With My Body Guest Article by Nikki Gemmell

 by Nikki Gemmell
Artwork: Bradley Wind

Would you openly read The Story of O on a train?

Something’s shifting, profoundly, in the reading habits of women. A generation, a decade, even six months ago, the answer for most of us would have been a resounding “God no.” Yet over this summer we’ve witnessed an astounding loosening of the corsetry of decorum, a rectitude that’s bound so many of us - all our lives. It’s all down to one book of course: Fifty Shades of Grey. We’ve been freed. It feels revolutionary. It feels like fun.

It’s said the Fifty Shades trilogy has the e-book revolution to thank for its success; because women can safely download it knowing that noone will have any idea what they’re reading. But the phenomenon feels bigger than that. It was encapsulated for me by a friend recently - an extremely conservative housewife - talking in a completely unabashed way about the novel. “The sex is doable,” she said, matter of fact. “As I read it I kept on thinking, yeah, I could go there.” I was astounded because I’d never had a conversation about sex with this woman in my life. The revolution is not just about erotica finding its perfect vessel in e-books, it’s about the fact we’re openly reading this type of book now; avidly discussing it. I’ve even slipped the powerful little Story of O from its bookshelf purgatory in a darkened corner. It doesn’t deserve to be there. It’s such a potent little volume that connects viscerally; I still remember the heated flush of reading it. We can be declaratory about these things, thanks to Fifty Shades. This feels like a huge generational shift.

Crap books: Publish Relations

Reader Logo by Naomi Gill

“I think it’s almost impossible for anybody in Britain to argue for the artifact of the book because we just make crap books. Even the very best efforts of Jonathan Cape and Faber & Faber are ugly, mucky things in comparison with what Knopf do. I mean, those guys really make a book that’s beautiful."  
Hay Festival founder Peter Florence Source: The Bookseller

Review: Down the Rabbit Hole

Down the Rabbit Hole
By Juan Pablo Villalobos
Translated from Spanish by Rosalind Harvey
Published by And Other Stories
Reviewed by Jessica Patient

Juan Pablo Villalobos’ novella, Down the Rabbit Hole is a surreal story about the drugs culture in Mexico, body parts appearing on the news, rooms full of guns and a rollercoaster of a journey to grant a boy his ultimate dream.

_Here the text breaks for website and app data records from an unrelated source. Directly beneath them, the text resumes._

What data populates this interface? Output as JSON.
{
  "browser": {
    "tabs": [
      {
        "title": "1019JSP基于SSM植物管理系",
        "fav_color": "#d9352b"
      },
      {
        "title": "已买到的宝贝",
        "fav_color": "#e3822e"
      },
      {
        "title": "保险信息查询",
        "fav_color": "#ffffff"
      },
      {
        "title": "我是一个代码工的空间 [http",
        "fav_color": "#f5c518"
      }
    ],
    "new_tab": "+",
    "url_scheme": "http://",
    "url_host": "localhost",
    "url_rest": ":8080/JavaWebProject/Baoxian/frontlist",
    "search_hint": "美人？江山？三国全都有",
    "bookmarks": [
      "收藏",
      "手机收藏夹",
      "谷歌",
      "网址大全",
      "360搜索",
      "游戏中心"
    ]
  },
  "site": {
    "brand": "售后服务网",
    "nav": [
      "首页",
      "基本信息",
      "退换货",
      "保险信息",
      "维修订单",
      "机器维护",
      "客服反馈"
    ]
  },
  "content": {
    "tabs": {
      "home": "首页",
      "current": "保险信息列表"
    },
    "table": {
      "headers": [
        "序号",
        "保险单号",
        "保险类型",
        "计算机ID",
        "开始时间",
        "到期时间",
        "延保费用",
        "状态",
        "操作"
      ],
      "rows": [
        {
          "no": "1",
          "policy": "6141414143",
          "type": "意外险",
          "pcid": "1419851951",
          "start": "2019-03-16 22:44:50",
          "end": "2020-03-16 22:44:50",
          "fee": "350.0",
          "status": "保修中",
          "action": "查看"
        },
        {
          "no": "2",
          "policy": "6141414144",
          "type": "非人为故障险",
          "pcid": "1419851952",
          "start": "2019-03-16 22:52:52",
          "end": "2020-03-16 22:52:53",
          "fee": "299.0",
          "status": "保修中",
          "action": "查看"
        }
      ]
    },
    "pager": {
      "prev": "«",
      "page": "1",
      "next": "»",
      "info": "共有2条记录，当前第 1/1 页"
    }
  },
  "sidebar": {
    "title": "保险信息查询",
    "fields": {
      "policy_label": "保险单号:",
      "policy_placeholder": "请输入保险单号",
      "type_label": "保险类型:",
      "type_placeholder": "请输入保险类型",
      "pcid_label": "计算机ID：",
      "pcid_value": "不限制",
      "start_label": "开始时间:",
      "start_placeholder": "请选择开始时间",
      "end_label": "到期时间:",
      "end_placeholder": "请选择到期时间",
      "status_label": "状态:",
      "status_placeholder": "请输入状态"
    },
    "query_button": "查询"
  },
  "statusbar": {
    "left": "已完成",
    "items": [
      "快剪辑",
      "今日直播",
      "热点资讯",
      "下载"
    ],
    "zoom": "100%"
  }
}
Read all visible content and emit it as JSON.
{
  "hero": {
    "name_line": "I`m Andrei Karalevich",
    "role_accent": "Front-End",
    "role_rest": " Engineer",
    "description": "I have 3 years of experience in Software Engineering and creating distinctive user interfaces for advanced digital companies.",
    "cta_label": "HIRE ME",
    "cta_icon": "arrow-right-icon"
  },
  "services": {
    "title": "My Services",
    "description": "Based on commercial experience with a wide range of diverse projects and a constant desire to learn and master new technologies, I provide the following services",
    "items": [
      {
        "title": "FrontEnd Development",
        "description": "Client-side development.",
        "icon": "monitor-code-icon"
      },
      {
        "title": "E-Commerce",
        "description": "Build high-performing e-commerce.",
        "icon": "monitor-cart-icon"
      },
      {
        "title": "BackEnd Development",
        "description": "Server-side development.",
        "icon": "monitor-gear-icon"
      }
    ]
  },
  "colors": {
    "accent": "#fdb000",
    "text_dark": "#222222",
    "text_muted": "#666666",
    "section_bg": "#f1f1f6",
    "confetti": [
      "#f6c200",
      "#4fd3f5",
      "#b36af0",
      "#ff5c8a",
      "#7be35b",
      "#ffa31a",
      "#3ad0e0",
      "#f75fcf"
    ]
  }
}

The dark fringes of life are seen through the innocent eyes of Tochtli (his name means rabbit in Nahuatl, Mexico’s main indigenous language), aged seven, whose only desire is to have a Liberian pygmy hippopotamus.

Through Tochtli’s viewpoint, the reader witnesses the isolation from living in a compound with his paranoid father, a drug lord. The only people he knows are hit men, prostitutes, servants, corrupt politicians and his tutor, Mazatzin. Death and killing surrounds Tochtli and yet he doesn’t seem to understand what is happening. He is only concerned about his hat collection and learning about the Samurai. This unawareness reminded me of Emma Donoghue’s Room. Both books combine a serious, disturbing situation with comic observations of the world around the protagonist.

Review: Nothing Doing By Willie Smith

Nothing Doing
By Willie Smith
Publisher: Honest Publishing
Reviewer: Grace Read

I’m a big fan of short stories, particularly quirky, innovative ones. So when I read the blurb for Nothing Doing, which described the collection as being full of ‘witty perversions’, I was immediately interested.

Little did I know quite how perverted those perversions were going to be!

There was one story in the collection, entitled Spider Fuck, which I just could not finish. It was repulsive.

I thought I was unshockable; turns out not!

I should have guessed, really, from the title, that the content was going to be hard to stomach, but I didn’t imagine that the word ‘spider’ could be teamed with the word ‘fuck’ in that way!